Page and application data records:
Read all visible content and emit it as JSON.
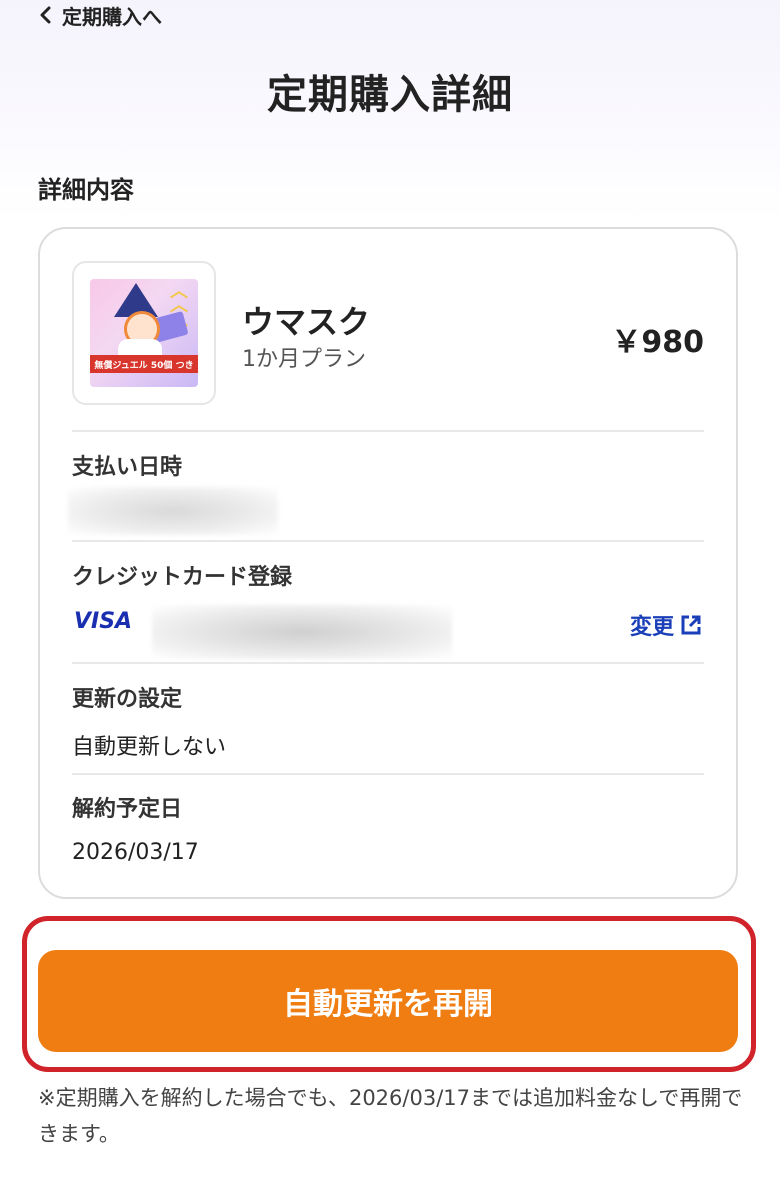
{
  "nav": {
    "back_label": "定期購入へ"
  },
  "page": {
    "title": "定期購入詳細"
  },
  "section": {
    "title": "詳細内容"
  },
  "product": {
    "name": "ウマスク",
    "plan": "1か月プラン",
    "price": "￥980",
    "thumbnail_banner": "無償ジュエル 50個 つき",
    "thumbnail_icon": "product-thumbnail-image"
  },
  "fields": {
    "payment_datetime_label": "支払い日時",
    "credit_card_label": "クレジットカード登録",
    "card_brand": "VISA",
    "change_label": "変更",
    "renewal_label": "更新の設定",
    "renewal_value": "自動更新しない",
    "cancel_date_label": "解約予定日",
    "cancel_date_value": "2026/03/17"
  },
  "cta": {
    "label": "自動更新を再開"
  },
  "note": {
    "text": "※定期購入を解約した場合でも、2026/03/17までは追加料金なしで再開できます。"
  },
  "colors": {
    "accent": "#f07d12",
    "highlight_border": "#d0242a",
    "link": "#1a3fb8",
    "visa": "#1a2fb0"
  }
}
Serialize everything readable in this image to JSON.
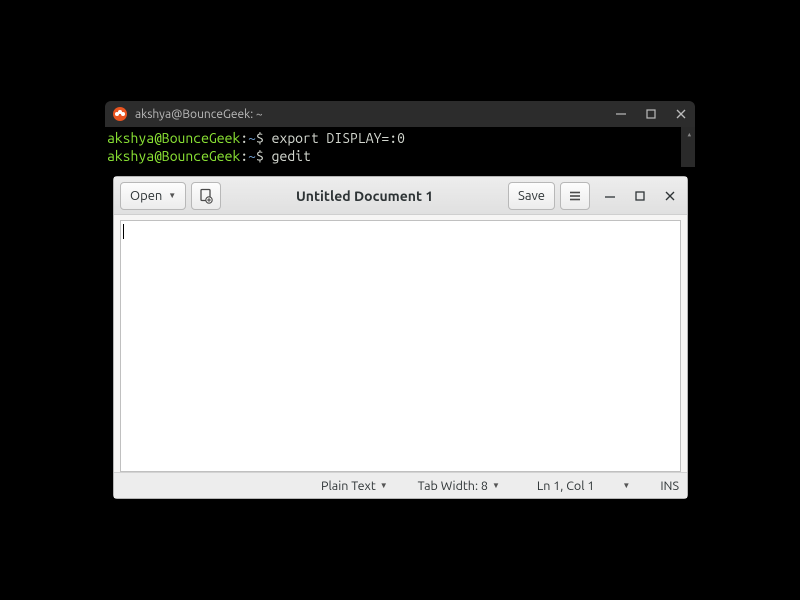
{
  "terminal": {
    "title": "akshya@BounceGeek: ~",
    "lines": [
      {
        "user": "akshya@BounceGeek",
        "cwd": "~",
        "cmd": "export DISPLAY=:0"
      },
      {
        "user": "akshya@BounceGeek",
        "cwd": "~",
        "cmd": "gedit"
      }
    ]
  },
  "gedit": {
    "header": {
      "open_label": "Open",
      "title": "Untitled Document 1",
      "save_label": "Save"
    },
    "status": {
      "syntax": "Plain Text",
      "tabwidth": "Tab Width: 8",
      "lncol": "Ln 1, Col 1",
      "ins": "INS"
    }
  }
}
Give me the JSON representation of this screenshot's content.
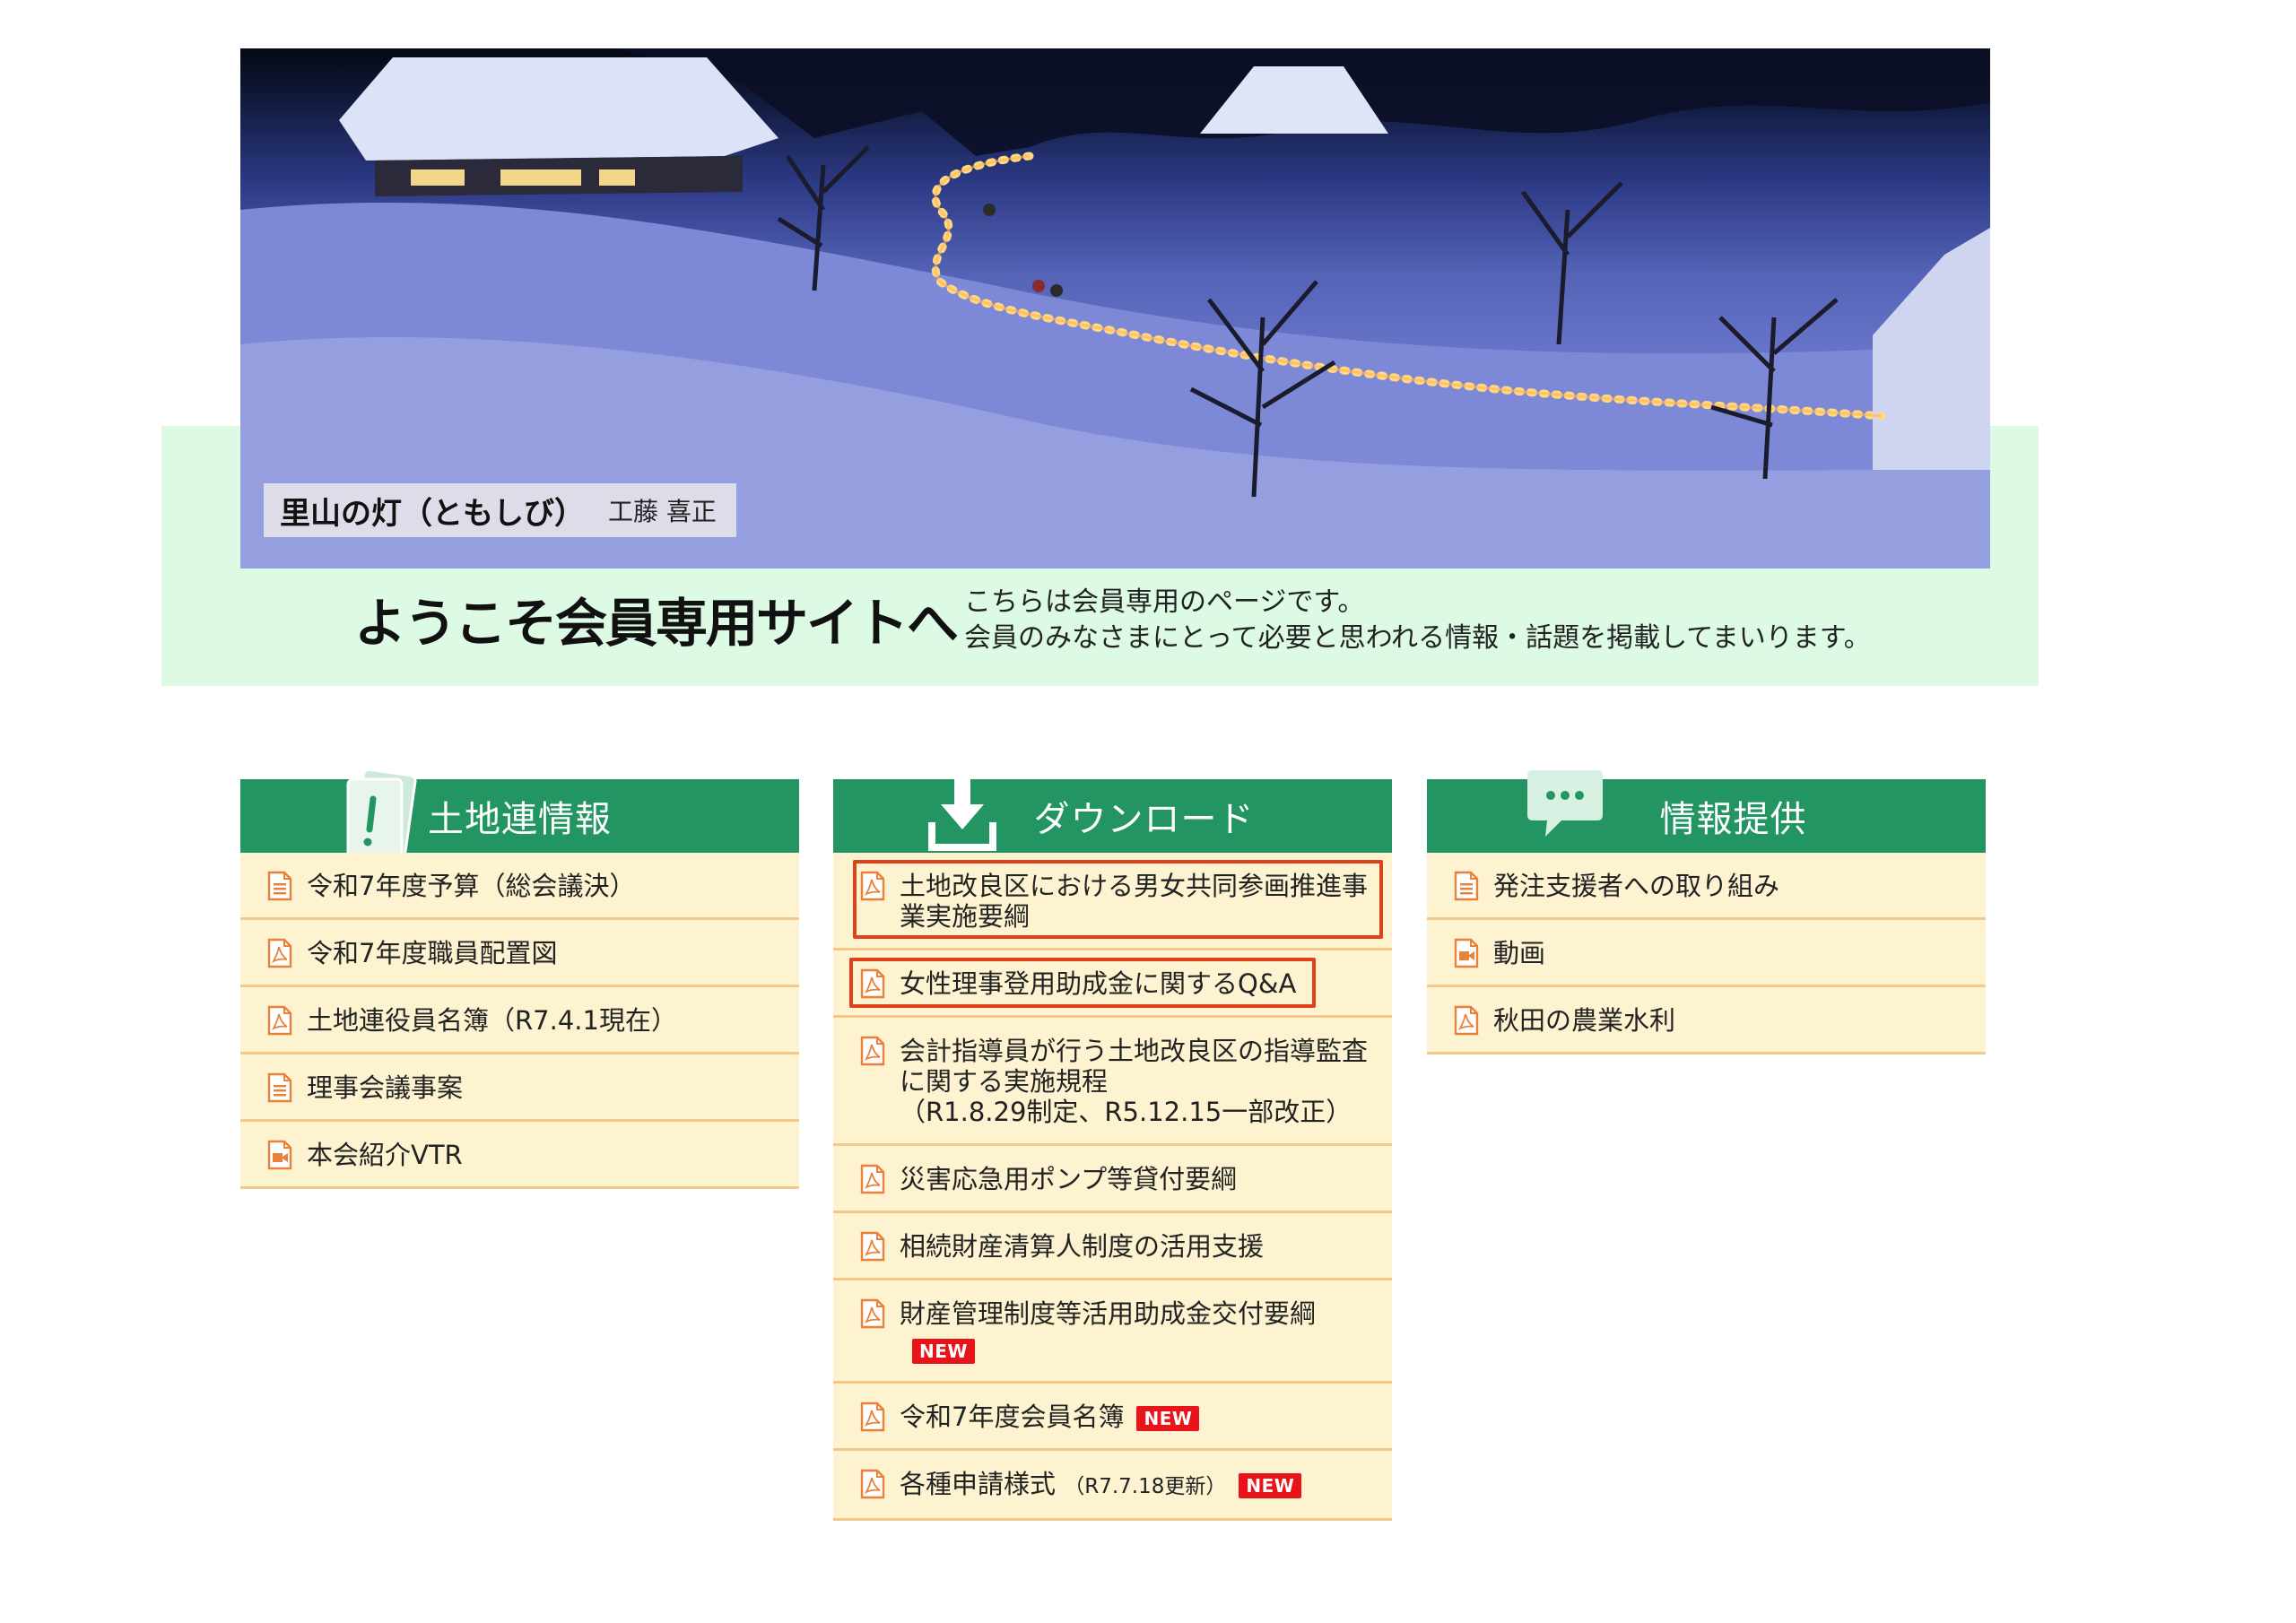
{
  "hero": {
    "caption_title": "里山の灯（ともしび）",
    "caption_author": "工藤 喜正",
    "welcome_title": "ようこそ会員専用サイトへ",
    "welcome_line1": "こちらは会員専用のページです。",
    "welcome_line2": "会員のみなさまにとって必要と思われる情報・話題を掲載してまいります。"
  },
  "panels": {
    "info": {
      "title": "土地連情報",
      "icon": "document-exclamation-icon",
      "items": [
        {
          "label": "令和7年度予算（総会議決）",
          "icon": "document-icon"
        },
        {
          "label": "令和7年度職員配置図",
          "icon": "pdf-icon"
        },
        {
          "label": "土地連役員名簿（R7.4.1現在）",
          "icon": "pdf-icon"
        },
        {
          "label": "理事会議事案",
          "icon": "document-icon"
        },
        {
          "label": "本会紹介VTR",
          "icon": "video-icon"
        }
      ]
    },
    "download": {
      "title": "ダウンロード",
      "icon": "download-icon",
      "items": [
        {
          "line1": "土地改良区における男女共同参画推進事",
          "line2": "業実施要綱",
          "icon": "pdf-icon"
        },
        {
          "label": "女性理事登用助成金に関するQ&A",
          "icon": "pdf-icon"
        },
        {
          "line1": "会計指導員が行う土地改良区の指導監査",
          "line2": "に関する実施規程",
          "line3": "（R1.8.29制定、R5.12.15一部改正）",
          "icon": "pdf-icon"
        },
        {
          "label": "災害応急用ポンプ等貸付要綱",
          "icon": "pdf-icon"
        },
        {
          "label": "相続財産清算人制度の活用支援",
          "icon": "pdf-icon"
        },
        {
          "label": "財産管理制度等活用助成金交付要綱",
          "badge": "NEW",
          "icon": "pdf-icon"
        },
        {
          "label": "令和7年度会員名簿",
          "badge": "NEW",
          "icon": "pdf-icon"
        },
        {
          "label": "各種申請様式",
          "note": "（R7.7.18更新）",
          "badge": "NEW",
          "icon": "pdf-icon"
        }
      ]
    },
    "provide": {
      "title": "情報提供",
      "icon": "speech-bubble-icon",
      "items": [
        {
          "label": "発注支援者への取り組み",
          "icon": "document-icon"
        },
        {
          "label": "動画",
          "icon": "video-icon"
        },
        {
          "label": "秋田の農業水利",
          "icon": "pdf-icon"
        }
      ]
    }
  },
  "colors": {
    "panel_header": "#239562",
    "item_background": "#fdf3d0",
    "item_border": "#f4c88a",
    "welcome_band": "#ddfbe4",
    "highlight_border": "#e0401a",
    "new_badge": "#e8141a",
    "file_icon": "#e8823a"
  }
}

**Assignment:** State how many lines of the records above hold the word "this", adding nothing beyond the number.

**Answer box:** 2